Interoperability, Medicaid fraud, Premier's latest financial results and a listening session on proposed changes to Medicare's physician fee schedule will be in the news this week.
A mobile fertility app is the first ever digital contraceptive device to win FDA marketing approval. But reports of unwanted pregnancies and investigations in Europe have raised questions about marketing what is essentially a health monitor as a contraceptive.
The country's largest public health information exchange will use Verato's Universal MPI for referential patient matching, which it says will reduce uncertainty when linking patients to their health data.
Google, Amazon, Microsoft, IBM, Oracle and Salesforce came together to push more comprehensive health data exchange, which they said will improve outcomes and lower costs.
To cut back on predatory marketing of addiction treatment centers, Facebook will require such centers to go through a certification and application process. Google has already implemented a similar policy.
The ONC and CMS are pushing efforts to broaden and deepen interoperability by giving patients more control of their health data, including through the CMS' MyHealthEAll about medicine initiative.
Cerner Corp. grew its revenue and bookings in the second quarter, during which it signed a long-delayed contract with the VA to replace its EHR.
Allscripts' revenue hit $526 million in the second quarter of 2018, a period during which the vendor closed a $60 million deal to acquire HealthGrid.
For the second time this year, UnityPoint employees have fallen for email phishing scams.

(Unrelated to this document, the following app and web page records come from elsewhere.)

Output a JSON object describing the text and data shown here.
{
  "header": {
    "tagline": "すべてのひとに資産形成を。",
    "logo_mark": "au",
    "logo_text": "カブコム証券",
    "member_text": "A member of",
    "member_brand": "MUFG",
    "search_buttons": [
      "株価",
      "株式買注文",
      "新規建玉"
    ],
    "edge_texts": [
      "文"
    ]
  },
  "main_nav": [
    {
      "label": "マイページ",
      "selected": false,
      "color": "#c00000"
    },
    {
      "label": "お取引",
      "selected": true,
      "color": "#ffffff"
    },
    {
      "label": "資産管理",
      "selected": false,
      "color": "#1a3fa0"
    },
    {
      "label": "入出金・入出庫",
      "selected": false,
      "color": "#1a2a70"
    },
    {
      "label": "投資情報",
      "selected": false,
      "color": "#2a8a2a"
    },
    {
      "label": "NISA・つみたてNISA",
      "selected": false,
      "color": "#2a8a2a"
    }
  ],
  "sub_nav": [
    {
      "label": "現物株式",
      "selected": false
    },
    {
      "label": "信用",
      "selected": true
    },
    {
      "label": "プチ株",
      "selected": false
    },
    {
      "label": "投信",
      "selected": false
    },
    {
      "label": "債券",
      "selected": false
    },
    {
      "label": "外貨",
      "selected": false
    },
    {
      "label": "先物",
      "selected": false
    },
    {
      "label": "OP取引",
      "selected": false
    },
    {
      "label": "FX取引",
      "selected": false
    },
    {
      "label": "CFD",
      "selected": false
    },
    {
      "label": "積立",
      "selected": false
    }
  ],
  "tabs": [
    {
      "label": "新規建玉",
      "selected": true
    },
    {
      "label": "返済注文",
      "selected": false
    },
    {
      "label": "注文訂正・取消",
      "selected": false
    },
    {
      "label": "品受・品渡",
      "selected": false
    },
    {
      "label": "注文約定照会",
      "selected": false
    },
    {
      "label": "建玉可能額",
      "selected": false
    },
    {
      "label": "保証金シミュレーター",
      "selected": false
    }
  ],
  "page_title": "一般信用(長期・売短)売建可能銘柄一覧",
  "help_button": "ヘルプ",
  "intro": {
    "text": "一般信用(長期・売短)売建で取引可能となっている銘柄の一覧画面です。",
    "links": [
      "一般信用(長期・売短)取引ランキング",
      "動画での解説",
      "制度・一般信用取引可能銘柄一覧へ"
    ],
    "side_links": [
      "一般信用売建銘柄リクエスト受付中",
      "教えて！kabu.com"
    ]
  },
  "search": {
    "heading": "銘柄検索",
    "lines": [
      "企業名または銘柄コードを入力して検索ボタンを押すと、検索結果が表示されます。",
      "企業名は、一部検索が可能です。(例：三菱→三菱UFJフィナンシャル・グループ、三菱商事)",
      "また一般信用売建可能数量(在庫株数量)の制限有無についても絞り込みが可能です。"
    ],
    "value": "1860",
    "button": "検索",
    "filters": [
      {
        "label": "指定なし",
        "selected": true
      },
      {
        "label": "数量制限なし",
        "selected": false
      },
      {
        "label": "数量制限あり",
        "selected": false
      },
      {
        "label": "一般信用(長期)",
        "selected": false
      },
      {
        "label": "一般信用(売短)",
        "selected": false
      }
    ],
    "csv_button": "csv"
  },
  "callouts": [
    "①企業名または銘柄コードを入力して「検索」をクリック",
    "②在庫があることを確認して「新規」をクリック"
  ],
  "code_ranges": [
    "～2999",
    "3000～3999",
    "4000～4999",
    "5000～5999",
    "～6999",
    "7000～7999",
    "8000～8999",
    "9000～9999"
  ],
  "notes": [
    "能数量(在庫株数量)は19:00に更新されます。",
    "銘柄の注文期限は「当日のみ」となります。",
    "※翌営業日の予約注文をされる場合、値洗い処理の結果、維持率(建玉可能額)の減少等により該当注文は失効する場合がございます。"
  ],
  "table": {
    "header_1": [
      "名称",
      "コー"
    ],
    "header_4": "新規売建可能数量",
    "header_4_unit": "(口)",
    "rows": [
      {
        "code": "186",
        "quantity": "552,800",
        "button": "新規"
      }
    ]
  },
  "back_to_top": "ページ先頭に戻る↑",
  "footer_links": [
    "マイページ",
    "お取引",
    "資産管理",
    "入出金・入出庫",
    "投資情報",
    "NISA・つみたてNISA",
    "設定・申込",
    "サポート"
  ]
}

This time, hackers may have accessed 1.4 million patients' information, including some financial data.
The industry is carefully attuned to provider wellness, and this is important. We know this burden has a negative impact on healthcare. We need to think more broadly and reduce nurses' burden as well.
The Icahn School of Medicine at Mount Sinai's new center will be able to add a level of academic rigor to the discussion about blockchain in healthcare.
NIH and FDA researchers increasingly depend on data from an array of sources, and they want to bring real-world evidence into their work. That includes the NIH's All of Us precision-medicine initiative.